- WORK REQUEST -
Lines below containing the word "icon" should be copied out.

- TASK MATERIAL -
------------------------------------------------------------------------
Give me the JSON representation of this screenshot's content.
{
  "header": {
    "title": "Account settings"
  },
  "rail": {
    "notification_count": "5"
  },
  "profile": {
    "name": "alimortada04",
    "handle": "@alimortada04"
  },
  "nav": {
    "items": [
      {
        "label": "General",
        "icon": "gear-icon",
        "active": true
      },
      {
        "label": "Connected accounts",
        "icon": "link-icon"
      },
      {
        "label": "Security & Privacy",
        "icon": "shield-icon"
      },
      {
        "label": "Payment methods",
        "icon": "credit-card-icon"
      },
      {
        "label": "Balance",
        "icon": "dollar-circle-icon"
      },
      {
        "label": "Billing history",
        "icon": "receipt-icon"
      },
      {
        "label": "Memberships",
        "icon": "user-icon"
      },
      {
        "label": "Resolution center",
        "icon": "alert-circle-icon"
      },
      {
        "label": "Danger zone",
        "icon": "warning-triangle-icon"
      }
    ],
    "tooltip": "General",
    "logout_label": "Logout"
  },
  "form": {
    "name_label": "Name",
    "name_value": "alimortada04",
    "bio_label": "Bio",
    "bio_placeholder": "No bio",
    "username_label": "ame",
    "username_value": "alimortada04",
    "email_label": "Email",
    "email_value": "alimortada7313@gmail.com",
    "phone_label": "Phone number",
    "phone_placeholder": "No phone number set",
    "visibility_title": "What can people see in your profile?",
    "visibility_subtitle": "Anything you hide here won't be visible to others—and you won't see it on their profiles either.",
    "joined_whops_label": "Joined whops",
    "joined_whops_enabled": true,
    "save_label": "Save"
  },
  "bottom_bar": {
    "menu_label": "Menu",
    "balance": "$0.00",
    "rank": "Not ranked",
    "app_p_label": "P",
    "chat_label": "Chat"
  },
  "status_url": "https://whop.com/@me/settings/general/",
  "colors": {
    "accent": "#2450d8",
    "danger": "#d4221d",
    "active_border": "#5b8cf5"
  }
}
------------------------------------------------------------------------
- WRITTEN RESPONSE -
        "icon": "gear-icon",
        "icon": "link-icon"
        "icon": "shield-icon"
        "icon": "credit-card-icon"
        "icon": "dollar-circle-icon"
        "icon": "receipt-icon"
        "icon": "user-icon"
        "icon": "alert-circle-icon"
        "icon": "warning-triangle-icon"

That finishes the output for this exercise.